We are the city. Fucking city. And . . . pretty sure we gon’ be okay now.
Final thoughts, The World We Make is a series conclusion—satisfyingly done with epic construct battles, a diverse party of characters, incredible modern interpretations of eldritch monsters, and meaningful character relationships. Though Jemisin had a lot of bumps in writing the story, The World We Make still delivered in meeting the expectations I had on how the story would conclude. The characters all developed beautifully and grew to be amazing characters in the end. Personally, I am hoping Jemisin would pick up this series in the future and decide to continue it. If Jemisin doesn’t that is totally fine with me because the story will forever be memorable to me.
For those who have never read a book by N. K. Jemisin I highly recommend picking up a book by her. Jemisin is one of the best fantasy writers out there. This series I think is a good way to read Jemisin’s books as it is my first ever Jemisin series. Also if you love New York City and want to see a very well done interpretation of the Big Apple in a fantasy setting, this series is a perfect example.
About the Author
N(ora). K. Jemisin is a New York Times-bestselling author of speculative fiction short stories and novels, who lives and writes in Brooklyn, NY. In 2018, she became the first author to win three Best Novel Hugos in a row. She has also won a Nebula Award, two Locus Awards, and is a recipient of the MacArthur “Genius” Fellowship.
Her short fiction has been published in pro markets such as Clarkesworld, Tor.com, WIRED, and Popular Science; semipro markets such as Ideomancer and Abyss & Apex; and podcast markets and print anthologies. Her novels, a novella, and two short story collections are out now from Orbit Books. Her novels are represented by Lucienne Diver of the Knight Agency.

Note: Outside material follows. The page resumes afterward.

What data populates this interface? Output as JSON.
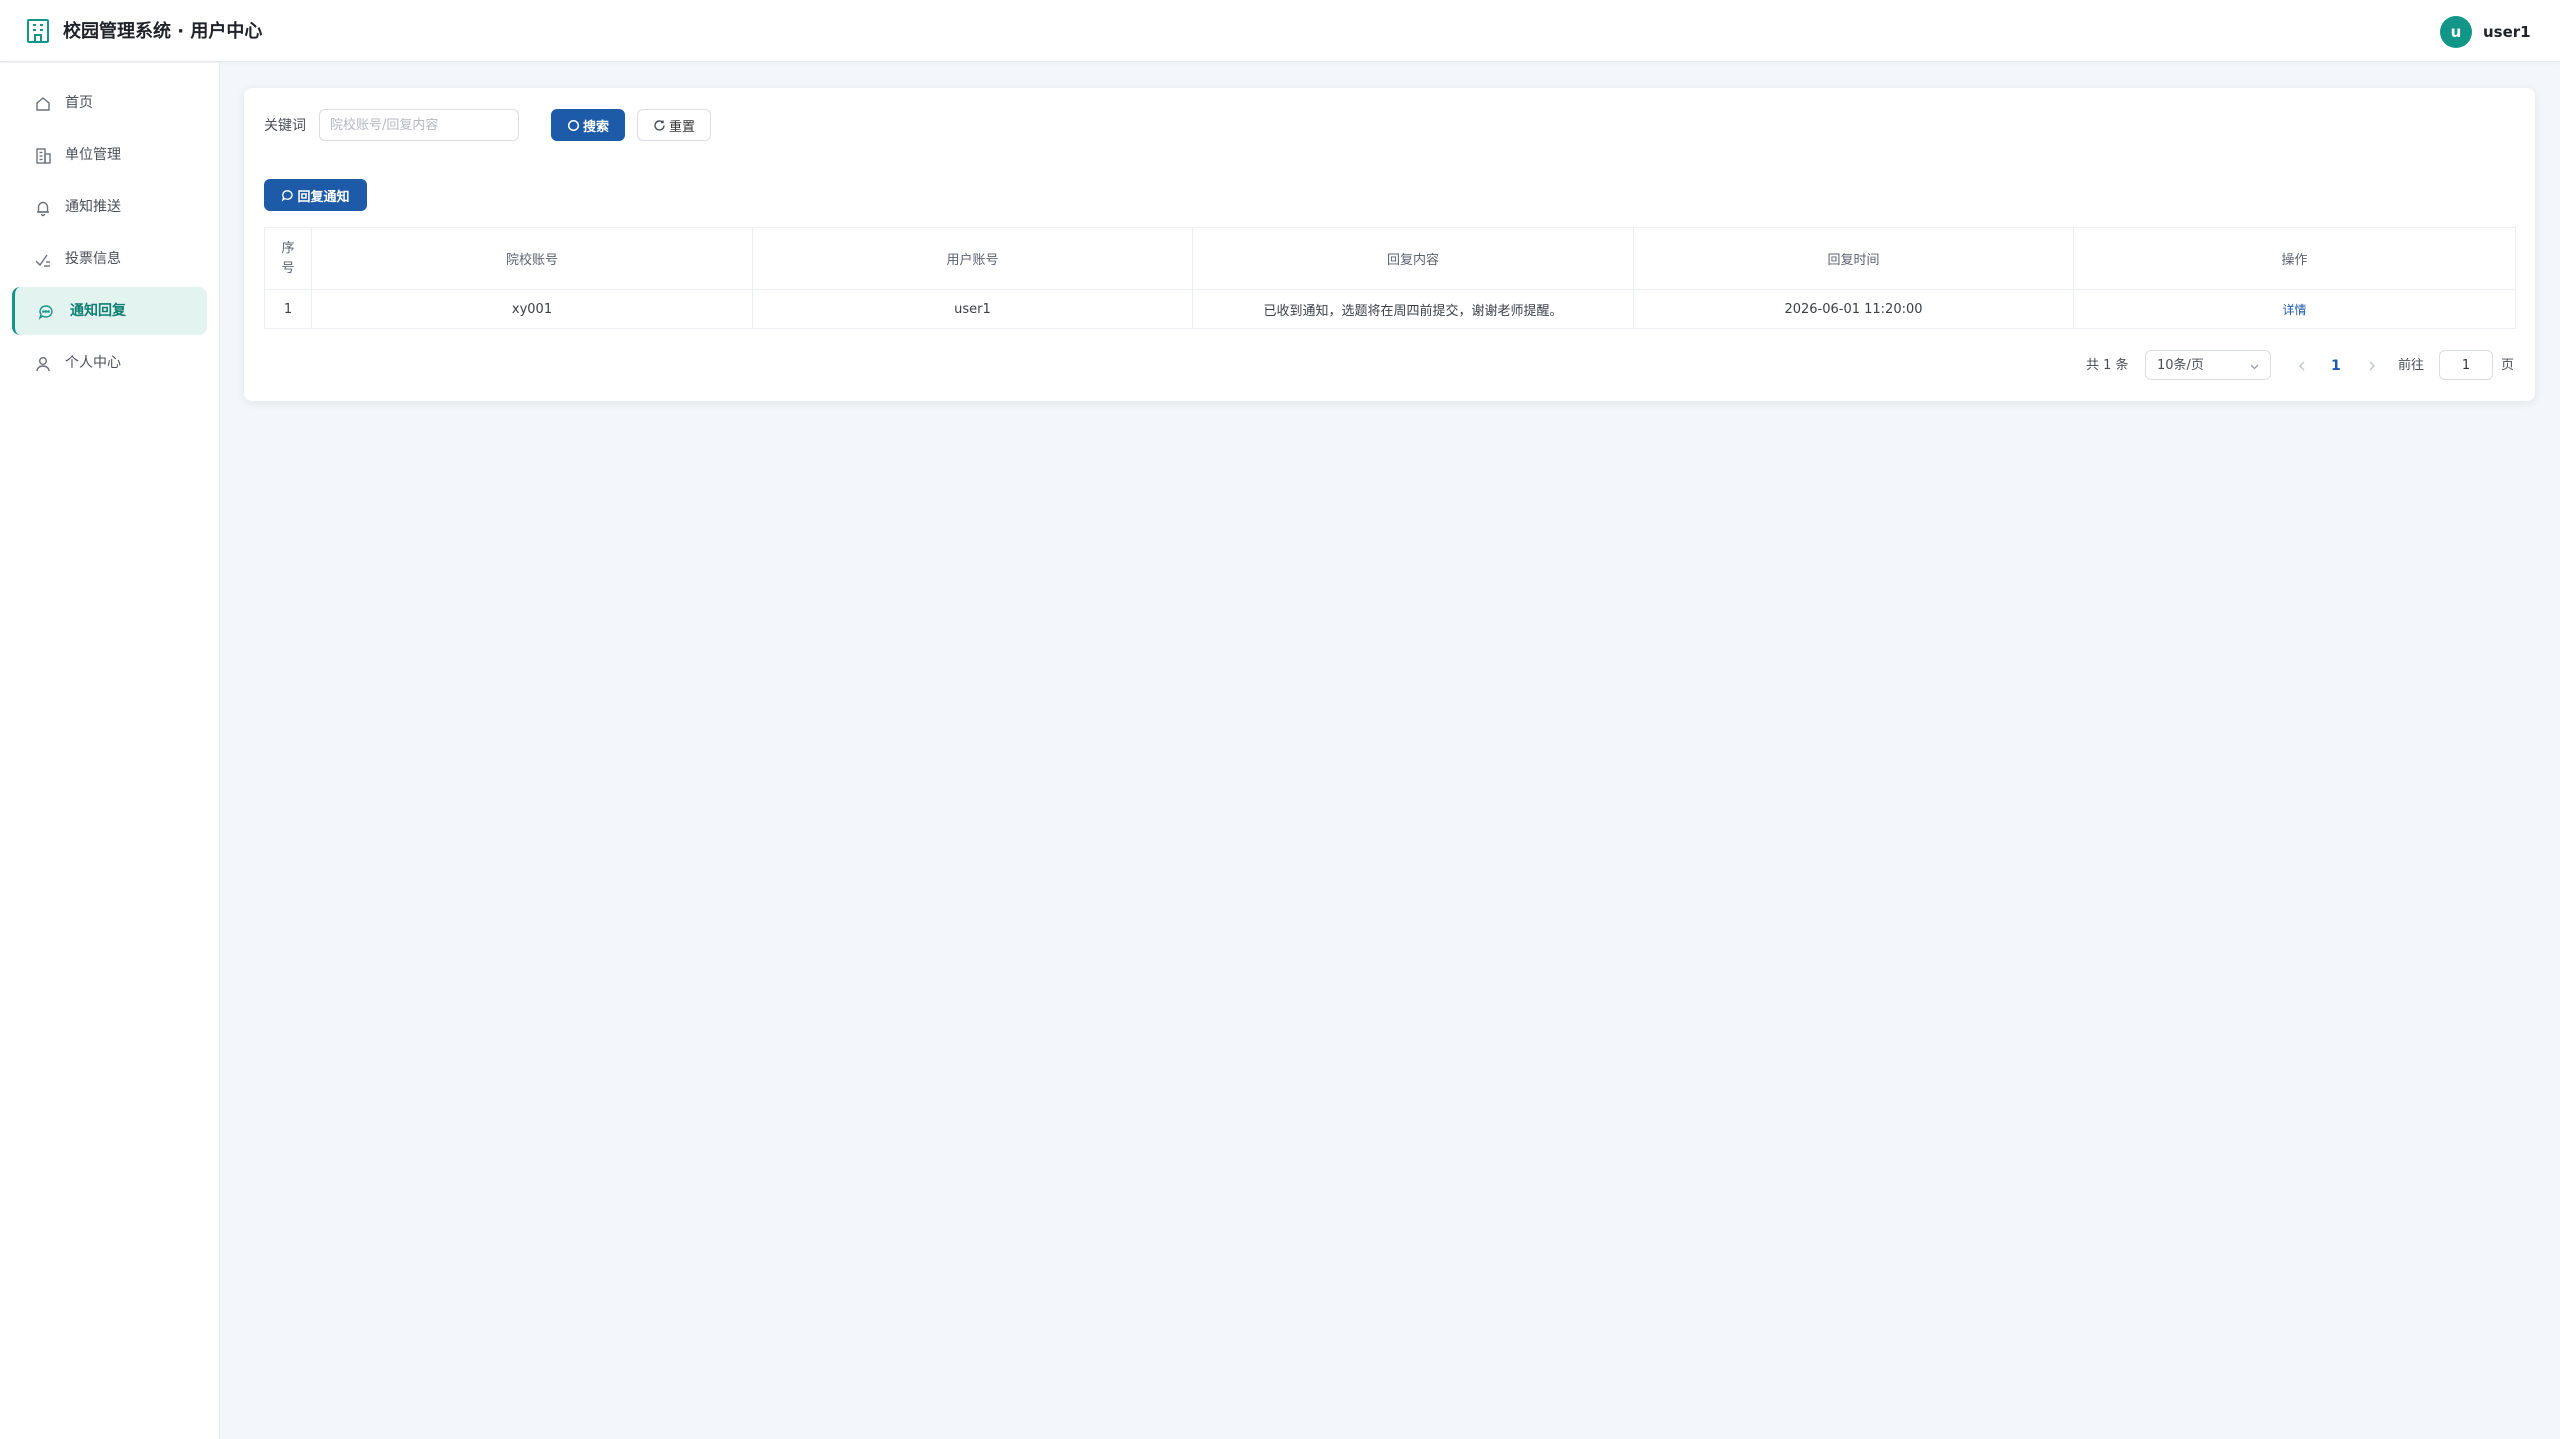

She is an emeritus member of the Altered Fluid writing group. In addition to writing, she has been a counseling psychologist and educator, a hiker and biker, and a political/feminist/anti-racist blogger. Although she no longer pens the New York Times Book Review science fiction and fantasy column called “Otherworldly” (which she covered for 3 years), her reviews can still be found online.